» **REQUIREMENT**:
From the records that follow, copy every line in which "icon" appears.

» **RECORDS FOR THE EXERCISE**:
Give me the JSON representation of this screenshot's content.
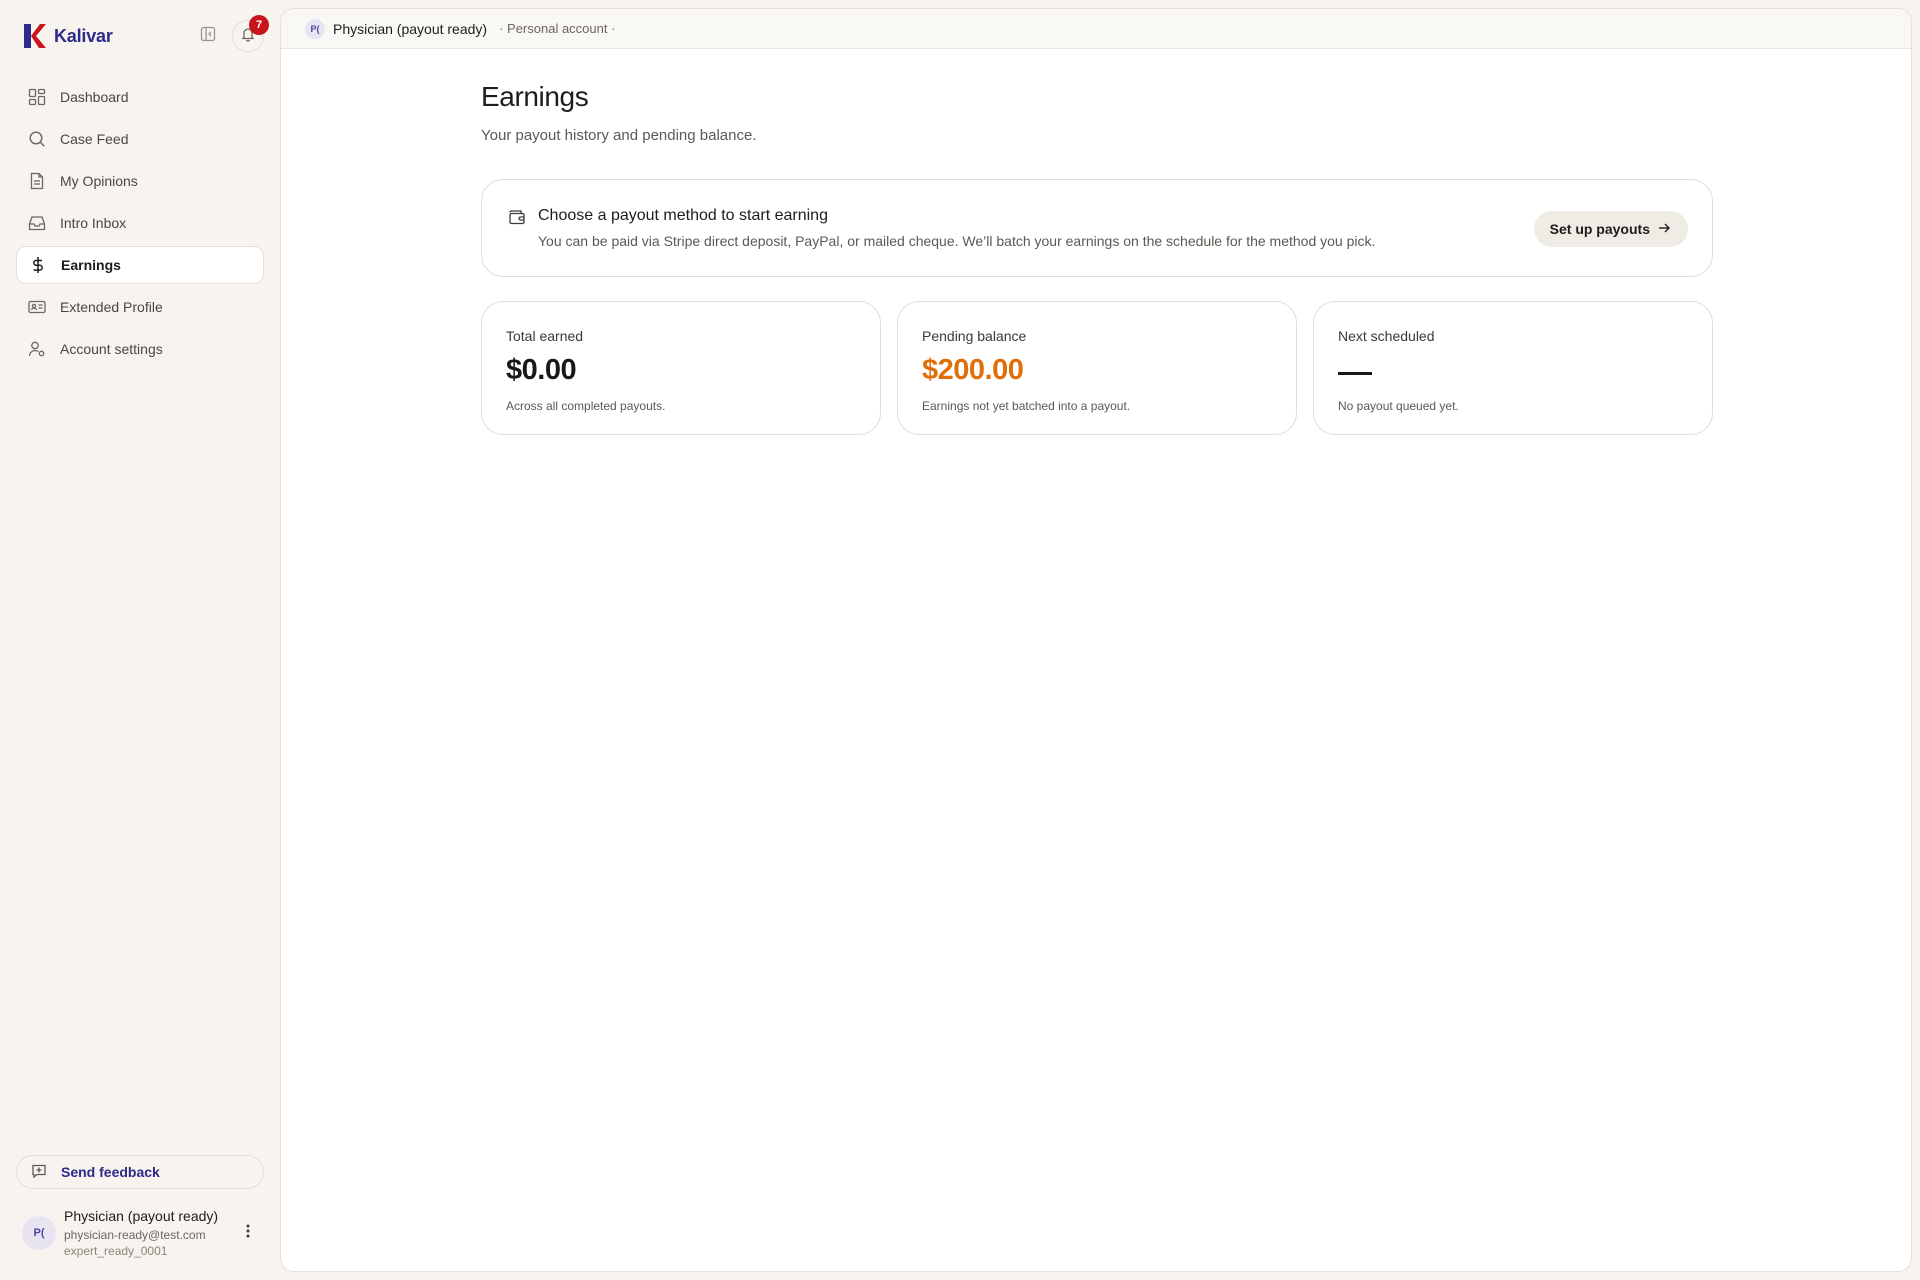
{
  "brand": {
    "name": "Kalivar",
    "color": "#2d2a8c",
    "mark_color": "#c8151b"
  },
  "notifications": {
    "count": "7"
  },
  "nav": {
    "items": [
      {
        "label": "Dashboard",
        "icon": "dashboard-icon"
      },
      {
        "label": "Case Feed",
        "icon": "search-icon"
      },
      {
        "label": "My Opinions",
        "icon": "document-icon"
      },
      {
        "label": "Intro Inbox",
        "icon": "inbox-icon"
      },
      {
        "label": "Earnings",
        "icon": "dollar-icon",
        "active": true
      },
      {
        "label": "Extended Profile",
        "icon": "id-card-icon"
      },
      {
        "label": "Account settings",
        "icon": "user-settings-icon"
      }
    ]
  },
  "feedback": {
    "label": "Send feedback"
  },
  "user": {
    "initials": "P(",
    "name": "Physician (payout ready)",
    "email": "physician-ready@test.com",
    "id": "expert_ready_0001"
  },
  "topbar": {
    "initials": "P(",
    "name": "Physician (payout ready)",
    "account_type": "· Personal account ·"
  },
  "page": {
    "title": "Earnings",
    "subtitle": "Your payout history and pending balance."
  },
  "banner": {
    "title": "Choose a payout method to start earning",
    "description": "You can be paid via Stripe direct deposit, PayPal, or mailed cheque. We’ll batch your earnings on the schedule for the method you pick.",
    "button_label": "Set up payouts"
  },
  "stats": {
    "total": {
      "label": "Total earned",
      "value": "$0.00",
      "note": "Across all completed payouts."
    },
    "pending": {
      "label": "Pending balance",
      "value": "$200.00",
      "note": "Earnings not yet batched into a payout.",
      "color": "#e06f0a"
    },
    "next": {
      "label": "Next scheduled",
      "note": "No payout queued yet."
    }
  }
}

» **EXPECTED ANSWER**:
        "icon": "dashboard-icon"
        "icon": "search-icon"
        "icon": "document-icon"
        "icon": "inbox-icon"
        "icon": "dollar-icon",
        "icon": "id-card-icon"
        "icon": "user-settings-icon"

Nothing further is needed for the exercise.